The student absenteeism grants are funded by the federal Bipartisan Safer Communities Act of 2022. The awarded districts will be required to report on their progress at the end of each school year until the grant is fully utilized.

The districts awarded grants are taking different approaches to tackle absenteeism, but all intend to allocate funds to transportation, mentoring, or engagement activities to encourage student attendance.

In Sioux Falls, the focus will be on elementary and middle schools with high numbers of economically disadvantaged students. Assistant Superintendent James Nold believes that targeting younger children will allow for early intervention to prevent further decline in attendance and motivation.

Nold believes that education is a crucial pathway out of poverty. By encouraging attendance and providing adequate support through staff and programs, students can be empowered to break free from the cycle of poverty.

Attendance liaisons focus on relationships, mentoring

One common use of the grant funds is the hiring of attendance liaisons or advocates who can establish strong connections with students and families struggling with attendance.

For example, the Sisseton School District has hired Michelle Greseth to implement the “Check and Connect” national intervention program. Greseth’s role involves building relationships between mentors and students. Since the program was introduced alongside an attendance awareness campaign, the chronic absenteeism rate among Sisseton high school students decreased from 26% to 11% during the 2023-2024 school year.

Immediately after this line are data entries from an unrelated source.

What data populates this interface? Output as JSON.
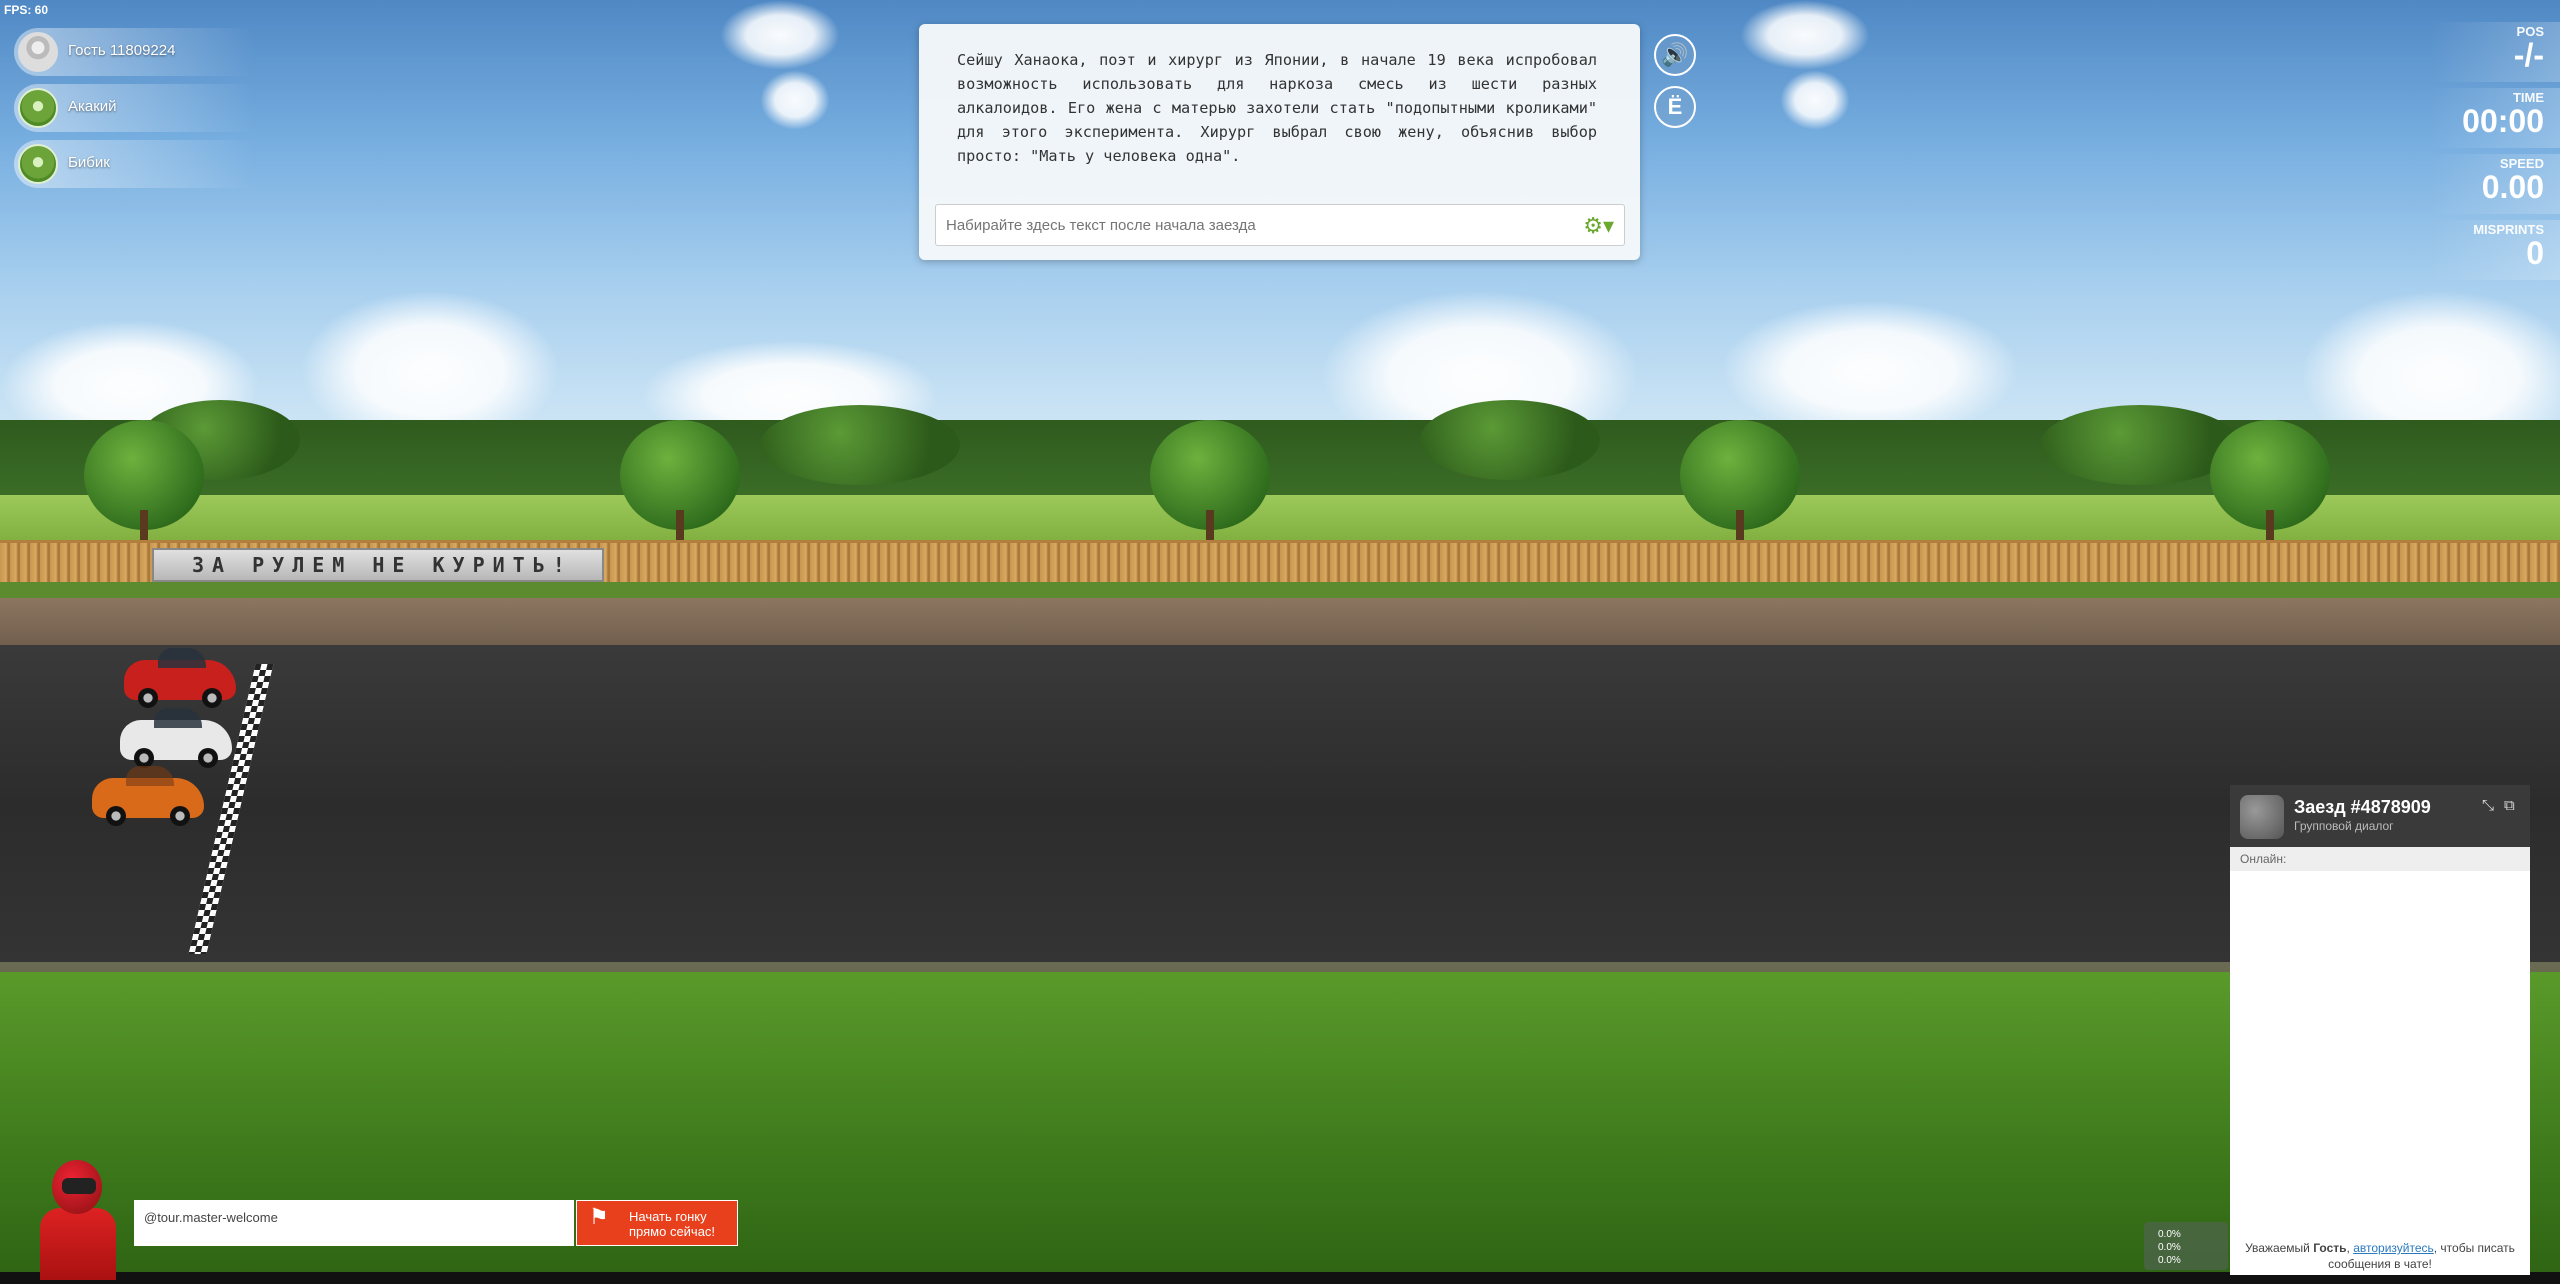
{
  "hud": {
    "fps": "FPS: 60",
    "pos_label": "POS",
    "pos_value": "-/-",
    "time_label": "TIME",
    "time_value": "00:00",
    "speed_label": "SPEED",
    "speed_value": "0.00",
    "misprints_label": "MISPRINTS",
    "misprints_value": "0"
  },
  "players": [
    {
      "name": "Гость 11809224",
      "avatar_icon": "user-avatar-icon"
    },
    {
      "name": "Акакий",
      "avatar_icon": "robot-avatar-icon"
    },
    {
      "name": "Бибик",
      "avatar_icon": "robot-avatar-icon"
    }
  ],
  "text_panel": {
    "text": "Сейшу Ханаока, поэт и хирург из Японии, в начале 19 века испробовал возможность использовать для наркоза смесь из шести разных алкалоидов. Его жена с матерью захотели стать \"подопытными кроликами\" для этого эксперимента. Хирург выбрал свою жену, объяснив выбор просто: \"Мать у человека одна\".",
    "input_placeholder": "Набирайте здесь текст после начала заезда",
    "settings_icon": "gears-icon"
  },
  "side_buttons": {
    "sound_icon": "speaker-icon",
    "yo_label": "Ё"
  },
  "scene": {
    "banner_text": "ЗА РУЛЕМ НЕ КУРИТЬ!"
  },
  "cars": [
    {
      "color": "#c8201c"
    },
    {
      "color": "#e8e8e8"
    },
    {
      "color": "#d86a1a"
    }
  ],
  "chat": {
    "title": "Заезд #4878909",
    "subtitle": "Групповой диалог",
    "online_label": "Онлайн:",
    "footer_prefix": "Уважаемый ",
    "footer_guest": "Гость",
    "footer_sep": ", ",
    "footer_link": "авторизуйтесь",
    "footer_suffix": ", чтобы писать сообщения в чате!"
  },
  "mini_stats": [
    "0.0%",
    "0.0%",
    "0.0%"
  ],
  "promo": {
    "channel": "@tour.master-welcome",
    "button_line1": "Начать гонку",
    "button_line2": "прямо сейчас!"
  }
}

Similarly, Sioux Falls has hired six liaisons dedicated to student attendance and a recovery teacher to assist middle school students who have fallen behind academically. The Wilmot School District plans to hire an attendance advocate to alleviate the burden on their staff. Watertown plans to hire three family support specialists.

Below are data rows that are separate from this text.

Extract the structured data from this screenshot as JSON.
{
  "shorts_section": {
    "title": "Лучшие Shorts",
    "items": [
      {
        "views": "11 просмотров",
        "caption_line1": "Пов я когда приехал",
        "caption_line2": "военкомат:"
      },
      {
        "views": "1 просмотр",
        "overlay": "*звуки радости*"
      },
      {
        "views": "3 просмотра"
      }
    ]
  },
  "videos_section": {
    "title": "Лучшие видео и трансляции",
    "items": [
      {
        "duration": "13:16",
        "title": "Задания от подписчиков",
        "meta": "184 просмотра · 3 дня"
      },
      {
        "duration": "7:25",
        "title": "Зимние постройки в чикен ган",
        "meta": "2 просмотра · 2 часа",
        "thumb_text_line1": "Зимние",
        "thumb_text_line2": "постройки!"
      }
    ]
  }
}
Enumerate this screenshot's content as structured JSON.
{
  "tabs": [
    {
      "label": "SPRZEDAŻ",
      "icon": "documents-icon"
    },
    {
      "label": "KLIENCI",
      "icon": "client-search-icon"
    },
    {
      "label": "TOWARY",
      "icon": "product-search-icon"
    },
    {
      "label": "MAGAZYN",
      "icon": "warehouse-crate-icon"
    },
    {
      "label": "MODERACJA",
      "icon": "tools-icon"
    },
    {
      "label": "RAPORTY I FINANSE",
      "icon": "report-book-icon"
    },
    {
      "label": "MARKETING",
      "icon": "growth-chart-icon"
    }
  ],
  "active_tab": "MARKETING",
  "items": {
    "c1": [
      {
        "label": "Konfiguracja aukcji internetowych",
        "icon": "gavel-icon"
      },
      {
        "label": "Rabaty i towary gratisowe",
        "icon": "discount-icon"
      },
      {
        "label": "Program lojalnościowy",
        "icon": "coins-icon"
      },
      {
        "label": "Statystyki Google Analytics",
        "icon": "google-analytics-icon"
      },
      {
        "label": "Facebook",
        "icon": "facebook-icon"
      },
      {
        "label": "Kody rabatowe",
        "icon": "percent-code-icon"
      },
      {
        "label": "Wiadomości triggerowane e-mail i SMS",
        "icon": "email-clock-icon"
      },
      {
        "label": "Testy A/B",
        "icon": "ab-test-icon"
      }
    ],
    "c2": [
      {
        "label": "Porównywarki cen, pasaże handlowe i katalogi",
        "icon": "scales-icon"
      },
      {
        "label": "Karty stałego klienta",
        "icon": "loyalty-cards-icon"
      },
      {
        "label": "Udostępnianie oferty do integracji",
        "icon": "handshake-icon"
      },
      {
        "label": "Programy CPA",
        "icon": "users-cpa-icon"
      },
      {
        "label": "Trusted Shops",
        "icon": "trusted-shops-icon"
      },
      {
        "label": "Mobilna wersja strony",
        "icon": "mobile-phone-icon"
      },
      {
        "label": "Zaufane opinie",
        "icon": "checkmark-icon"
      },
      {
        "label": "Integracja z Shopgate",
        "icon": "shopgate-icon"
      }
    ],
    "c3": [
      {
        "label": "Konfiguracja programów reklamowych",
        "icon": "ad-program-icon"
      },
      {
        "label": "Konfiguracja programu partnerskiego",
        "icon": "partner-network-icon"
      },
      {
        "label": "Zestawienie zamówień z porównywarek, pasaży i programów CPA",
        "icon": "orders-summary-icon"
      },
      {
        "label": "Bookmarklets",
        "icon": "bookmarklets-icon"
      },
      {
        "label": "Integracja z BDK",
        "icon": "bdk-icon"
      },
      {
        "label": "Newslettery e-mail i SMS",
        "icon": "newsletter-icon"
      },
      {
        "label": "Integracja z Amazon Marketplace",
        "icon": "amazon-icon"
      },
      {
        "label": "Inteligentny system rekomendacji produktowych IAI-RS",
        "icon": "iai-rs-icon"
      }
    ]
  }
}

Jeff Danielsen, the Superintendent of Watertown, emphasized the importance of a supportive and non-authoritarian approach to encourage attendance. He believes that building positive relationships with students is more effective than relying solely on traditional authority figures such as principals and school resource officers.

Enhancing extracurricular activities

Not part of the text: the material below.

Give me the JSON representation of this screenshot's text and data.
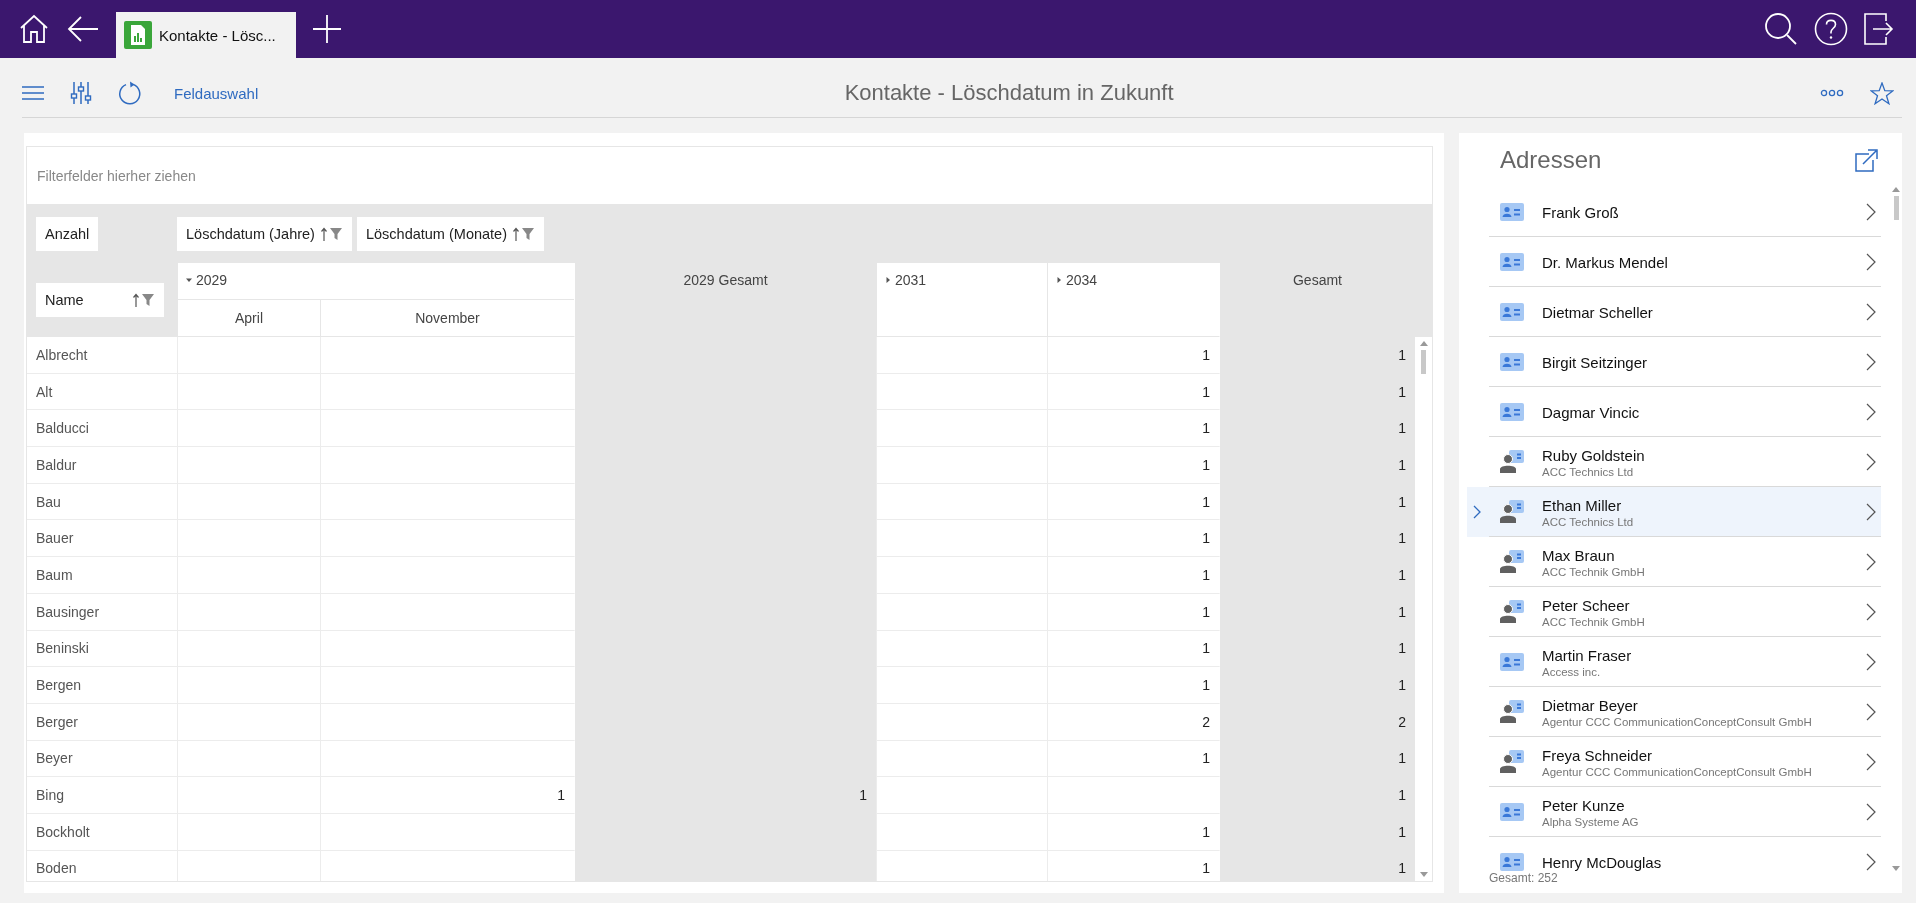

Joseph Graves highlights the significance of involving students in extracurricular activities they are passionate about, such as sports, theater, debate, or student government. He believes that these activities can motivate students to remain engaged throughout their academic journey.

Graves suggests that while not all subjects may appeal to every student, finding areas of interest and engagement can help them navigate their education successfully. He points out that investing in Career and Technical Education and programs like Jobs for America’s Graduates has shown positive effects on attendance and student participation rates.

The Mitchell School District also plans to invest in extracurricular activities through their “Kernel Club” program. Superintendent Joe Childs intends to expand the range of activities available, including more sports, performing arts, and visual arts opportunities to address the district’s 18% chronic absenteeism rate.

Graves and education officials aim to bring chronic absenteeism rates back down to pre-pandemic levels through targeted interventions and support. The hope is that the strategies implemented in Sioux Falls will prove successful enough to continue beyond the three-year grant period.